To report Roadside Tree, Vegetation and Brush Concerns along County-maintained roads, click here and choose the link with the "Roadside Tree etc" name (& pine tree icon) under "Submit a Road Maintenance Request." To report problems on private roads, see first paragraph above.
Talking to your neighbors about defensible space - helpful PDF from Fire Safe Council with good tips on getting neighbors to buy into the idea of fire safety. Also see It's the Law! (pdf from Cascade Shores Firewise Committee)
The document described above, "What If Your 100 Feet of Defensible Space etc.", should answer most people's questions and concerns. But if you really want to get into the weeds (bad pun, sorry!), see below for details about local codes and ordinances.
The County of Nevada has a hazardous vegetation ordinance, entitled Nuisance Declared; Duty to Abate Hazardous Vegetation and Combustible Material (Click #7.4) which requires defensible space around habitable structures (100 feet) as well as along roadways 10 feet wide and 15 feet high) beyond the shoulder of roadways (both sides) that serve as primary ingress and egress routes. Here's the County Code for Private Driveway Construction Standards
California has state standard PRC 4291, but its requirements are incorporated into the Nevada County ordinance, so you do not need to consult state standards unless you really want to know exactly what they are. (The definitions of terms used in 4291 are at PRC 4211).
Nevada County Consolidated Fire District has standards for Fire Protection Water Supply Systems. If you want to install a tank for potential use by firefighters (not for personal, home or agricultural water), it must meet the standards.

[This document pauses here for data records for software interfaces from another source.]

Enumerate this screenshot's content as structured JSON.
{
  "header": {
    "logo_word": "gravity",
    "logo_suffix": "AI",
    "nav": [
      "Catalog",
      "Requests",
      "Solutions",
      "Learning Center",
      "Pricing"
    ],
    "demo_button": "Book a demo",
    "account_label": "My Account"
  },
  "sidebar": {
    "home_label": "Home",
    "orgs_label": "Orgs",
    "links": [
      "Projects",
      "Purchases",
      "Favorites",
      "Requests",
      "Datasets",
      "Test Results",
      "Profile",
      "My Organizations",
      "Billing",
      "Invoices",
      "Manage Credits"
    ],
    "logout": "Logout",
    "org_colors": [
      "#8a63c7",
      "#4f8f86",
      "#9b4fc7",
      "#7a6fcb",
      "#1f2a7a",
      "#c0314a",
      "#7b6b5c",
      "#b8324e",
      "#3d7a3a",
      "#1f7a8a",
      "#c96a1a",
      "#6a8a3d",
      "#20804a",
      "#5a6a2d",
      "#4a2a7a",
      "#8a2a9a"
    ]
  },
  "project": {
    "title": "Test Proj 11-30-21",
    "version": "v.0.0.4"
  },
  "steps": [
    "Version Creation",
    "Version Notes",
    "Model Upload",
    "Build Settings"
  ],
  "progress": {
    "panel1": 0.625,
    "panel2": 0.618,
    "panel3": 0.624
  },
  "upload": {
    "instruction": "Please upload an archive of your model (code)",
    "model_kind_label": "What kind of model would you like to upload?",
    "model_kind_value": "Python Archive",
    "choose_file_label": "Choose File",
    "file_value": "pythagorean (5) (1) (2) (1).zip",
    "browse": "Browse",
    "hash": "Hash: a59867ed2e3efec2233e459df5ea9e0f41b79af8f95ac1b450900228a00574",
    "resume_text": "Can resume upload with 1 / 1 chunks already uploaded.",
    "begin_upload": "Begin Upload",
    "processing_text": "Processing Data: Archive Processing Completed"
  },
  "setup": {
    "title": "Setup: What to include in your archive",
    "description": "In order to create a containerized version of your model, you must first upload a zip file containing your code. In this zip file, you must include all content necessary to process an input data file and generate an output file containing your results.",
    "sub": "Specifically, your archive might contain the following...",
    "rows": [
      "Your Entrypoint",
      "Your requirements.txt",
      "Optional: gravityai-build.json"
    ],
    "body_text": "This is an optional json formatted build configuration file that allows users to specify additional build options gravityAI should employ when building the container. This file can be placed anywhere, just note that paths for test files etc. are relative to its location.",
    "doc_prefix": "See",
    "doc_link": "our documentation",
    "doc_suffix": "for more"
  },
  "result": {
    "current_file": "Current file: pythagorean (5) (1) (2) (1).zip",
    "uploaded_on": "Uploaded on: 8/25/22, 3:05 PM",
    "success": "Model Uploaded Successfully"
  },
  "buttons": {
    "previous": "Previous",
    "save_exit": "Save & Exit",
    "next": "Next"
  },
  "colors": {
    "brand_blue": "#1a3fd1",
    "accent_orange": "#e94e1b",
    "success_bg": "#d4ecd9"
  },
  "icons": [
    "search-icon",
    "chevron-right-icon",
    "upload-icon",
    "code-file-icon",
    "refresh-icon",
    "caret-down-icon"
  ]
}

If you live within the city limits of Grass Valley or Nevada City, the Nevada County vegetation ordinance does not apply to you. The specific weed abatement ordinances are below, but we strongly suggest you read "What If Your 100 Feet of Defensible Space etc.", described at the top of this page. It has a section on all the requirements that are applicable to city residents. These requirements must be met by May 1 of every year (since Mother Nature keeps coming back).
Grass Valley's Vegetation Management Ordinance has been updated for 2023. As of June 23, the new code is not on the City's website of codes and ordinances. Here is the new code in a 6-page PDF, from Article II, 8.16.200 through 8.16.320, plus Article V, Violations-Penalty.
Link to all Nevada County Ordinances: http://qcode.us/codes/nevadacounty/
Link to all City of Grass Valley Ordinances: https://library.municode.com/ca/grass_valley/codes/code_of_ordinances
Link to all Nevada City Ordinances: https://library.municode.com/ca/nevada_city/codes/code_of_ordinances
State law AB38 says that houses being sold in a high or very high fire hazard severity zone (which means 92% of Nevada County) require "documentation of a compliant Defensible Space Inspection." Cal Fire and the Nevada County Board of Realtors/California Association of Realtors interpret this law in two different ways.
Nevada County Association of Realtors (NCAOR) and the California Association of Realtors do not believe that Nevada County homes are required to get an inspection.
You can watch presentations given at the August 2022 Coalition meeting here. Click the tiny words "SHOW MORE" under the video screen -- you will see hotlinks that jump you to the AB38 presentations by Cal Fire's Joseph Santos and by Teresa Dietrich, Legislative chair, NCAOR. Teresa's Powerpoint PDF is here.
The Coalition does not take a position on this issue and cannot answer your questions on AB38 compliance -- please ask your real estate agent.